I would like to know how OpenWrt gets the TX-Power value. It is given by the hardware, or defined by the developer in the firmware, or ...
These days I have worked with many Huawei HG556a routers to investigate and provide more information to the device page. But my surprise has been that four of them, all of the C model, get different value from TX-Power. Same firmware (17.01.4), same model, same configuration (default), but two get 20dBm and the other two get 30dBm.
The only difference are the serial numbers.
I do not understand why the same wlan chip (RT3062F in this case) gives different values in TX-Power.
It's an intersection of the hardware (including antenna characteristics), your configured regdom settings and additional regulatory hints provided by e.g. IEEE 802.11d (you must never exceed maximum txpower, so the lowest value wins).
Hardware capabilities, rf amp characteristics and antenna gain are a fixed value, stored in the calibration data (but it might differ between channels), just as well as the regdom value (country code) for the region the device was sold to.
OpenWrt's regulatory domain database is based on upstream's wireless-regdb project, which lists the necessary settings for 'all' countries around the world (again, different channels may use different power levels). The allowed settings are derived from the intersection of the hardware regdom settings, the configured region and hints received over the air via IEEE 802.11d.
I taked a look, a little "Cirilic" for me. I'm thinking about something more simple, like this:
Radio Transmit Power (dBm) – Loss from Cables & Connectors (dB) + Antenna Gain (dBi) = Output Power (dBm/W/mW)

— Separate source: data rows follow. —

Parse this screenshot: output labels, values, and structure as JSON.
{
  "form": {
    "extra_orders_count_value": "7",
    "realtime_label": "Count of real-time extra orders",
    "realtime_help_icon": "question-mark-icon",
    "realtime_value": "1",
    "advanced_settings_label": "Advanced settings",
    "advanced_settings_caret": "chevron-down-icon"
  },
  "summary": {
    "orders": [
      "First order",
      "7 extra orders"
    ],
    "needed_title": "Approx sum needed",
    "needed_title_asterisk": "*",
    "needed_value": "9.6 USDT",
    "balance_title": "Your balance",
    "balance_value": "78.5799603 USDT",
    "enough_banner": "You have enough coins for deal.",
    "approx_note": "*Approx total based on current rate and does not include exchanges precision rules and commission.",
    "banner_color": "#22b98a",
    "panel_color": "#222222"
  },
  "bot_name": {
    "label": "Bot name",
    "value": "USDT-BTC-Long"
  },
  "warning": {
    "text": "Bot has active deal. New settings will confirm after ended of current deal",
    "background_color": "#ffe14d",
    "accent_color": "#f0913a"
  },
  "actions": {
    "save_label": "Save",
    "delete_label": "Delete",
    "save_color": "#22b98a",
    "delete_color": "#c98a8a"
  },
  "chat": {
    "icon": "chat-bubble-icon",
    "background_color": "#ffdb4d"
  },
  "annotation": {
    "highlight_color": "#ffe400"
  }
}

But even in this case, if you have same hardware, same antenna, same country, same channel, same everything... Why do I obtain different values?
If hardware and running software (OpenWrt) are the same, the results 'should' be the same for a given channel - but it all depends on OTP calibration data (if one device was targetted at FCC, another at ETSI and the third at MKK markets).
That makes sense. In fact, they do not have the same serial numbers, the calibration data may be different, even if the hardware is the same.
I'm going to change the calibration data and see what happens.
I will report.
I recommend against modifying the calibration data, aside from the legal implications, calibration data is really device specific and needs to offset production tolerances (for different channels, temperatures, etc.) - getting this wrong can have significant effects on signal quality and hitting the necessary frequencies exactly enough for the peer to connect to.
 read, this is plain illegal in most jurisdictions around the world, unless you hold a ham radio license and can certify the device yourself.
You don't need to trade with devices to sufficiently annoy commercial (licensed primary-) users of neighbouring frequencies, like cell phone providers, tv cable, (weather-) radars, etc. pp. to take legal action.